As I recall, the answer to the question in my headline is "almost certainly not". But the programme does suggest that the Mitford family may have exaggerated how ill Unity was after her suicide attempt so that they could brush off awkward questions when she returned to England.
But Martin Bright's New Statesman article on the story from last year is funny and informative:
Val was a little nervous as she explained that her aunt Betty Norton had run a maternity home to the gentry in Oxfordshire during the war and that Unity Mitford had been one of her clients. Her aunt's business, in the tiny village of Wigginton, had depended on discretion and she had told no one except her sister that Unity had had a baby.
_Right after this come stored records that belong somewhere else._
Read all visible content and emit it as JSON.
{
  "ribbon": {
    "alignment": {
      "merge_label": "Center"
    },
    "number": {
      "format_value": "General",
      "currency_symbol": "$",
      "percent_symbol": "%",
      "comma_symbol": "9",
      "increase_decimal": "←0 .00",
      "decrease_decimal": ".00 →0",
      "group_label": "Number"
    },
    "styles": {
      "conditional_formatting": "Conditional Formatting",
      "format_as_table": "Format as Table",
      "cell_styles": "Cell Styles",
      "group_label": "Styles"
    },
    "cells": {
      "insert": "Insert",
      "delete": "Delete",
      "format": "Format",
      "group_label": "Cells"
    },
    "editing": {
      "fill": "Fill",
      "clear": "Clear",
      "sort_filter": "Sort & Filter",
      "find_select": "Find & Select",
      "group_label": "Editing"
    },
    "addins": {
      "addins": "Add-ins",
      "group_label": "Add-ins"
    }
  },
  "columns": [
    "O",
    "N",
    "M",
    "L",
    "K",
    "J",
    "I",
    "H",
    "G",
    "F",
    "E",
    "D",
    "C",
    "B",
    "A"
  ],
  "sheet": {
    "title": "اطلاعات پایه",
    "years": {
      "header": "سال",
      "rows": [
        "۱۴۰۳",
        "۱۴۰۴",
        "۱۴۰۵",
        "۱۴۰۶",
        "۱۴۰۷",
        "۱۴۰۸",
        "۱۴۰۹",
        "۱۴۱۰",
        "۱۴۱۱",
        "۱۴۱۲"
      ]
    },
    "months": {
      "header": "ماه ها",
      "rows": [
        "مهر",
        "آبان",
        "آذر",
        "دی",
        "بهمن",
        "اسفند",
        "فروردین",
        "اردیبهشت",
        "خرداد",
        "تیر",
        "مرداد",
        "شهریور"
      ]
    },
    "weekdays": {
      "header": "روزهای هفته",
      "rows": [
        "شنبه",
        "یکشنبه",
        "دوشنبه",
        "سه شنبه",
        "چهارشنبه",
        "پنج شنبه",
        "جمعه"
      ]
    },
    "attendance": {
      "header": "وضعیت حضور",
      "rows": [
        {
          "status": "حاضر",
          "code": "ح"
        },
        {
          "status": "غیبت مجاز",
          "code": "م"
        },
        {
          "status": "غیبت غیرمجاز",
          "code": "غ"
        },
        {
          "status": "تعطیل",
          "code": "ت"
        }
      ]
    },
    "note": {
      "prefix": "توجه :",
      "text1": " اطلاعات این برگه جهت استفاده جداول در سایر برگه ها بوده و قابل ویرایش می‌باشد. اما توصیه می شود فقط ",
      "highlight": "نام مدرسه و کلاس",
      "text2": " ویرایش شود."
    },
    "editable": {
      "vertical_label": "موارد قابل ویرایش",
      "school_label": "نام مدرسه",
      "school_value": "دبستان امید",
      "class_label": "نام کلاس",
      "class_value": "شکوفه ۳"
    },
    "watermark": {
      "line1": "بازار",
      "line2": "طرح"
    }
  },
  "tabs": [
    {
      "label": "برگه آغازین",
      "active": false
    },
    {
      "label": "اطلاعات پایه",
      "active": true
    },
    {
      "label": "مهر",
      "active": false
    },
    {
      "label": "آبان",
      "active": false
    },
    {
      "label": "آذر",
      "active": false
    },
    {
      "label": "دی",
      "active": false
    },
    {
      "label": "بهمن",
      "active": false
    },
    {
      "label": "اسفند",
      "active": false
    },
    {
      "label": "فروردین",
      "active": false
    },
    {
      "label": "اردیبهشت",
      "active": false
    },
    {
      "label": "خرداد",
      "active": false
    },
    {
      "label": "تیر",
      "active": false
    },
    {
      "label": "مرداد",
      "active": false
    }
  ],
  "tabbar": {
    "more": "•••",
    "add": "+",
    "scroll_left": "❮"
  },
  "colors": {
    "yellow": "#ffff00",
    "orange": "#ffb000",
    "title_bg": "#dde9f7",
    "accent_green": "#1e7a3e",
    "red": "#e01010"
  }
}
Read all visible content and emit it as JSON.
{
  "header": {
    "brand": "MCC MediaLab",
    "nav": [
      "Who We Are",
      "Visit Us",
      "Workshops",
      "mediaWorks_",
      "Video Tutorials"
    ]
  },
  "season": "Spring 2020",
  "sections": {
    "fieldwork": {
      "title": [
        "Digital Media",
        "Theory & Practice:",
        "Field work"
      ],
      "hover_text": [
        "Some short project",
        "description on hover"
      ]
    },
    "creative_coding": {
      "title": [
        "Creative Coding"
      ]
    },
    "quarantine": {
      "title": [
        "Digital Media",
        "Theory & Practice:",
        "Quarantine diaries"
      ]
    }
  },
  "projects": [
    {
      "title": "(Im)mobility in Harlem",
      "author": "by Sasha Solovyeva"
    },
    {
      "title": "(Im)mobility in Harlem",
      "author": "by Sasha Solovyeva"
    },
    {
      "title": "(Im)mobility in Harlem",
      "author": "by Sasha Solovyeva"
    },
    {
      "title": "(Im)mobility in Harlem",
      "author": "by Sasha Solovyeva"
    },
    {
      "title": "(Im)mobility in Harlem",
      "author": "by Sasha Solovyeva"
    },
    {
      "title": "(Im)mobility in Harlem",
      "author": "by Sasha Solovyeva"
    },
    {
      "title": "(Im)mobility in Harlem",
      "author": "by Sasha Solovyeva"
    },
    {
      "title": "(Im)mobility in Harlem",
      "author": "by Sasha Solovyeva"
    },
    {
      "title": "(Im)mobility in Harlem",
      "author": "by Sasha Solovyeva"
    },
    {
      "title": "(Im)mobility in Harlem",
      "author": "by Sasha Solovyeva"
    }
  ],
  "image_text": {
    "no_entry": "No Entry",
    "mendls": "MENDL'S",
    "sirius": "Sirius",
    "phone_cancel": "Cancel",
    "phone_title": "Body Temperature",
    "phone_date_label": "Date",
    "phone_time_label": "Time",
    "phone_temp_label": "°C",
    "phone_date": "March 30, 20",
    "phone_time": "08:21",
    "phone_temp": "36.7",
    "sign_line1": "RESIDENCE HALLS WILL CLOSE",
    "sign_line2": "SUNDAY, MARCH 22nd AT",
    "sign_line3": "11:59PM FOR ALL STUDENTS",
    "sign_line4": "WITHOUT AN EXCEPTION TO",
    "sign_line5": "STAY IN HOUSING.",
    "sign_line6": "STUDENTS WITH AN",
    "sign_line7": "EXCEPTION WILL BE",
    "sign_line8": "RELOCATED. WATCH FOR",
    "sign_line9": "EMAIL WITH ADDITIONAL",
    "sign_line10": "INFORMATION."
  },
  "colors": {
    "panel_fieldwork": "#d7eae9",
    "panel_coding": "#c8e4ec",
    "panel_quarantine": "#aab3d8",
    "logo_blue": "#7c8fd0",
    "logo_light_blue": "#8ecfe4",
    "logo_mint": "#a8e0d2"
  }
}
Her sister had passed the story on to her daughter Val.Incidentally, Unity Mitford was the granddaughter of Thomas Gibson Bowles. This blog isn't just thrown together, you know.
I casually asked who she thought the father might be and there was a short silence on the other end of the line before she said: "Well, she always said it was Hitler's."
I must say I was tempted at this point to put down the phone. Christmas was coming and I was very busy. But for some reason I decided to carry on listening to this bizarre tale. Val didn't sound mad, and she said she was merely passing on a family story.
The child was a boy, she believed, and he had been given up for adoption. She didn't want any money; she just wanted me to look into it. So here was the prospect of Adolf Hitler's love child alive somewhere in Britain - it was either the scoop of the century or completely bonkers. But it had to be worth a few hours of my time, even if it turned out to be a dead end.